Sitting: it might seem like an odd job hazard, but the trend towards a more sedentary workplace and lifestyle is getting more attention as we learn about the health risks of sitting all day.
It hasn't been that long since most advocacy was done without the aid of computers and online applications. It's hard to argue against all the benefits that access to technology has brought the movement victim notification, online protective order petitions, virtual visitation, and connection via social media among many others. And no one would argue that in-person support, community organizing, and relationship building could ever be completely replaced by technology. However, as we spend more time in front of a computer pushing the anti-violence against women movement forward, we should not neglect our own personal need for movement in the Movement!
Sitting All Day
Researchers have recently begun to look beyond lifestyle, genetics, and diet and towards the workplace as a factor in personal health. It has been noted that over the decades, the average workplace has gotten more sedentary, requiring only light activity compared to the more physically active jobs of farming and manufacturing fifty years ago. Factors contributing to workplace inactivity may include:
Technological advances (internet, email, etc.) Commuting Declining reliance on public transportation Many more factors contribute to an individuals health, and personal habits and accountability are certainly a large part of the puzzle. However, research findings that highlight weight gain, heart disease, diabetes, and back problems put some amount of responsibility on employers to explore workplace health initiatives and be attentive to the physical activity level of employees.
Movement in the Movement
As Dr. Toni Yancey (2011), a professor in health services at the University of California, Los Angeles explains, We just aren't really structured to be sitting for such long periods of time, and when we do that, our body just kind of goes into shutdown. Muscles constrict, joints compress, and metabolism slows down after sitting for such long periods of time day after day.
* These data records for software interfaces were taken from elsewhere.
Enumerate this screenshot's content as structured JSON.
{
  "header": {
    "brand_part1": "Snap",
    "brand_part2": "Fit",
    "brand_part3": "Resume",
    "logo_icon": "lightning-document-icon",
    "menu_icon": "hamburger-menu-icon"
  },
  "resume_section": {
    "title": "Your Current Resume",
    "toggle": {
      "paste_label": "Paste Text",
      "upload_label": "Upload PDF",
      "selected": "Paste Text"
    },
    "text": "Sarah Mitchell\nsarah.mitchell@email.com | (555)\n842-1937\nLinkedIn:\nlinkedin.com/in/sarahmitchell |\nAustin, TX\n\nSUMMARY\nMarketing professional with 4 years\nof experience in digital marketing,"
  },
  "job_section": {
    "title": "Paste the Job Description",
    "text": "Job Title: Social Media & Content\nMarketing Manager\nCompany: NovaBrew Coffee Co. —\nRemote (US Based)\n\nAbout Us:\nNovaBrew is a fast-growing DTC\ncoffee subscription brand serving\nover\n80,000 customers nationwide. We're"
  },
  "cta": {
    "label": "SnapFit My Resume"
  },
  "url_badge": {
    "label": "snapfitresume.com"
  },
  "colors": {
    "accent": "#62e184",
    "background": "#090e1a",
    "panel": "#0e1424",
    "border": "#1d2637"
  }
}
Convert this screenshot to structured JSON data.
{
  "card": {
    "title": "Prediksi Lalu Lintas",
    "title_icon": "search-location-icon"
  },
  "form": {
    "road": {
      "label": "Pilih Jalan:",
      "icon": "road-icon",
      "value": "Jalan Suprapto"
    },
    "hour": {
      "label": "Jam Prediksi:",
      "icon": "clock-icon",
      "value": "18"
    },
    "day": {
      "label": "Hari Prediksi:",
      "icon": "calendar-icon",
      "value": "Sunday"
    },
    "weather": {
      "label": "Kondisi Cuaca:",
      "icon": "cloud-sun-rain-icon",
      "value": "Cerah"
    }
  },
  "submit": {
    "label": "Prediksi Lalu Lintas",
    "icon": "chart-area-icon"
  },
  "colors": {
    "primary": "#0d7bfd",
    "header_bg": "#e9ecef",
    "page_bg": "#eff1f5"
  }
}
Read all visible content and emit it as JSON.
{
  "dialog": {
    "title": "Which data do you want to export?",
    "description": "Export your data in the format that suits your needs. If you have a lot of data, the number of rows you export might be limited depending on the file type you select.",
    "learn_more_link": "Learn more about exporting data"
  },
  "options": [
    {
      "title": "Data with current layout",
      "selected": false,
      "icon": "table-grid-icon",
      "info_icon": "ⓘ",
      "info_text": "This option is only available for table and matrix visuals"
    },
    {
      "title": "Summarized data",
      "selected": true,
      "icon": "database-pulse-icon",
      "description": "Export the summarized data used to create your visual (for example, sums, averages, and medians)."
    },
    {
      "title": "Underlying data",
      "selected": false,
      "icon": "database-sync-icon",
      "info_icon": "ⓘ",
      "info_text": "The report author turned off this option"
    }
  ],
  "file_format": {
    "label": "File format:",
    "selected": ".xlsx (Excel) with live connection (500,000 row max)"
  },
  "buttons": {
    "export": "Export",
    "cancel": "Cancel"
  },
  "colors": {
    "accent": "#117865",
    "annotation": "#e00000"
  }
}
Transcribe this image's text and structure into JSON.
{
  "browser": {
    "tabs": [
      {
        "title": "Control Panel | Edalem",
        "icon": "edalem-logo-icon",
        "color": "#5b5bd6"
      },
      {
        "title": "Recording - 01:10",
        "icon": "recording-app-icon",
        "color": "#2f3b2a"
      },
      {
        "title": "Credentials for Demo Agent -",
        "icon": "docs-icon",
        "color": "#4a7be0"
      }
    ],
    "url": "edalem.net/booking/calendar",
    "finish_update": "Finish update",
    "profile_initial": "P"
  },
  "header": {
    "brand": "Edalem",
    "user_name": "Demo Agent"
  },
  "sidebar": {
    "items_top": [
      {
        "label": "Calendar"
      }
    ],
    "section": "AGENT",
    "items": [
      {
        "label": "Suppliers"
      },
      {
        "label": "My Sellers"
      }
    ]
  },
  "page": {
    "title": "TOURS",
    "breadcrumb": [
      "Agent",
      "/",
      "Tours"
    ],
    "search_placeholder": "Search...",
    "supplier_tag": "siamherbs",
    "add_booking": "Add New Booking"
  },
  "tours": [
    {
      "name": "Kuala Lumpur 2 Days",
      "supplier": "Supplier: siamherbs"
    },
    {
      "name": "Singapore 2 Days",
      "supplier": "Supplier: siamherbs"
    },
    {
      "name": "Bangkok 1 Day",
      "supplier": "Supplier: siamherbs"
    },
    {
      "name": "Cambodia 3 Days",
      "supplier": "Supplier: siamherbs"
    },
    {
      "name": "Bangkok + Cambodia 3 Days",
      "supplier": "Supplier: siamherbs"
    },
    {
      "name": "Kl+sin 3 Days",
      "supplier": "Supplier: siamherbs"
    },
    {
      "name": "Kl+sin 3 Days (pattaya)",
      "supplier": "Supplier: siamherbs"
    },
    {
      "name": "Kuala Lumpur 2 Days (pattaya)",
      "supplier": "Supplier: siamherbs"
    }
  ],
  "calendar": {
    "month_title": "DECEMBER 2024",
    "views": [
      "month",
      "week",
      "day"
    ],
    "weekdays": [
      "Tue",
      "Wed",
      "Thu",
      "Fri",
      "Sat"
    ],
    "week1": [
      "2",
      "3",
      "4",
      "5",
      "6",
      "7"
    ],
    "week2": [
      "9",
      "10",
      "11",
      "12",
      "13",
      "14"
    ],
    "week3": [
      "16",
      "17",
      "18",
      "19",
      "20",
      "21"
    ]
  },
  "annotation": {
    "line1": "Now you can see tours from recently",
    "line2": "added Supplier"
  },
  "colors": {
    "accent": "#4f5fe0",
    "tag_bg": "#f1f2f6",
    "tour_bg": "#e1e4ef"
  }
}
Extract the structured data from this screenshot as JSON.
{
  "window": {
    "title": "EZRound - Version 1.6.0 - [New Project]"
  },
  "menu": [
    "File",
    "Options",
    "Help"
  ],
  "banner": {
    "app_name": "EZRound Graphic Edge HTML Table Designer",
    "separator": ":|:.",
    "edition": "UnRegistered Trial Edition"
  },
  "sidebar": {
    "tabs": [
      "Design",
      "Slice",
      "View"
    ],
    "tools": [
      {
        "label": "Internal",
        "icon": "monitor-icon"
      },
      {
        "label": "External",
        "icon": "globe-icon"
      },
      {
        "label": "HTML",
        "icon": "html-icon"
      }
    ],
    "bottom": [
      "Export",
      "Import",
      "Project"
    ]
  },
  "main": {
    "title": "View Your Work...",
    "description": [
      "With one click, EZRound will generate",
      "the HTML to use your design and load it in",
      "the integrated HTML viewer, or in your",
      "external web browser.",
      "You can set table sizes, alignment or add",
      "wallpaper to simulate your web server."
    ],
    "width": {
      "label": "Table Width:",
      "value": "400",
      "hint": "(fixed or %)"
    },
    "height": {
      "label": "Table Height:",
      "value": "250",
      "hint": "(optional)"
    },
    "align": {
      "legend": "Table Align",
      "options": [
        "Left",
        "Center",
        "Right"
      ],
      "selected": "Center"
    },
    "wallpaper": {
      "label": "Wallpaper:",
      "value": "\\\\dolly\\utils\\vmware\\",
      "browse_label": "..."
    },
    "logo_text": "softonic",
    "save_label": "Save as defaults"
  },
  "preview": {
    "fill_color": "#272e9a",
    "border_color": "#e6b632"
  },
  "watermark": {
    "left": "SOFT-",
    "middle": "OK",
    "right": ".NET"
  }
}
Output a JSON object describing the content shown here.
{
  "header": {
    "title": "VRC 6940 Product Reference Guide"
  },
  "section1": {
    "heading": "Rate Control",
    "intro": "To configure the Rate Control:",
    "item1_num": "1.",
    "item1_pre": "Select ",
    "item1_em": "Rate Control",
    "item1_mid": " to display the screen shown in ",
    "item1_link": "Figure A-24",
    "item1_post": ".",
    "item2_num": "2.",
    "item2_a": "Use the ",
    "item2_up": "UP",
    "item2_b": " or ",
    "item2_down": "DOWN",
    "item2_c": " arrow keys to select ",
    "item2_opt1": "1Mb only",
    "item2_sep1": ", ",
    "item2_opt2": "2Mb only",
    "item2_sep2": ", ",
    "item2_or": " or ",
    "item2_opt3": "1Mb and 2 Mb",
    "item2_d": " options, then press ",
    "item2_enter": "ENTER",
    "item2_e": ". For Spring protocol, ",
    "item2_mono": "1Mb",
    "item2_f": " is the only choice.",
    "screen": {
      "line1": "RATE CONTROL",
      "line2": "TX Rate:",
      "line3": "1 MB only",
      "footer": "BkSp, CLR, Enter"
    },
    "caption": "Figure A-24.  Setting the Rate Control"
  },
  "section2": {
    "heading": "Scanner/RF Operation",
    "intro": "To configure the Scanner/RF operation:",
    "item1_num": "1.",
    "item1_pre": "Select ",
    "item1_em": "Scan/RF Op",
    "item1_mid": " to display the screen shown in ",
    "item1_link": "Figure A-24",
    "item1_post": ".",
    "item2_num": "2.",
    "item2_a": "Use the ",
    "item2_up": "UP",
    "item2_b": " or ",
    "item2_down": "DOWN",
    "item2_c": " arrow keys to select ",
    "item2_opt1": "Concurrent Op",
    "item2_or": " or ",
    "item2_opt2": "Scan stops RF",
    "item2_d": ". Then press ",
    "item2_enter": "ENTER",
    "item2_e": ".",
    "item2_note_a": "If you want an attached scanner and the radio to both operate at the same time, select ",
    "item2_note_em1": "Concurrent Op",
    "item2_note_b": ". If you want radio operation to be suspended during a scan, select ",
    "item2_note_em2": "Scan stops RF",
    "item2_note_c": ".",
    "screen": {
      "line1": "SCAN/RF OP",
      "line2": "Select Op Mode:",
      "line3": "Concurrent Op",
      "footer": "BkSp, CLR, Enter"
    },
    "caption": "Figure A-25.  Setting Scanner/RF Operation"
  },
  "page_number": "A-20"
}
Many of us have experienced this first hand and realized long ago that exercise is a key to maintaining a healthy balanced lifestyle. But researchers are pointing out that jogging during lunch or a workout at the gym is not enough. Notions of physical activity need to be broadened and intentionally scheduled throughout the day. There are several things that workplaces can do to encourage physical activity as well as steps employees can take to make sure they break up their sedentary time.
Tips for organizations:
- Encourage routine breaks
- Subsidize gym memberships
- Provide incentives to use public transit
- Set up standing and/or treadmill desks
- Place printers far away from desks
- Encourage face-to-face communication instead of email
Tips for staff:
- Move every hour stand up, dance, wiggle, march, stretch
- Take scheduled activity breaks throughout the day
- Park farther away from the office
- Take the stairs instead of the elevator
- Use a stability/exercise ball instead of a chair
- Drink lots of water; stay hydrated
More tips from Dr. Toni Yancey can be found in her book, Instant Recess: Building a Fit Nation 10 Minutes at a Time. She proposes regular ten minute exercise breaks that utilize music and dance and are easily incorporated into school, work, and community life.
Additional Resources Taking care of yourself requires commitment and regular exercise must be intentionally planned. Whether or not your organization offers support and incentives for physical activity throughout the day, there are several things you can do at your desk and around the office to overcome the cubicle trap. Check out the resources below
Work, move; work, move; work, move. Don't forget it is also good to do nothing for 2 minutes every once and a while!
Does your coalition have examples of workplace health initiatives to share? If so, please share them on your RSP Regional listserv.
Neighmond, Patti (2011). Sitting All Day: Worse For You Than You Might Think. National Public Radio, News/Morning Edition.
Parker-Pope, Tara (2011). Less Active at Work, Americans Have Packed on Pounds. The New York Times, Health/Well Blog.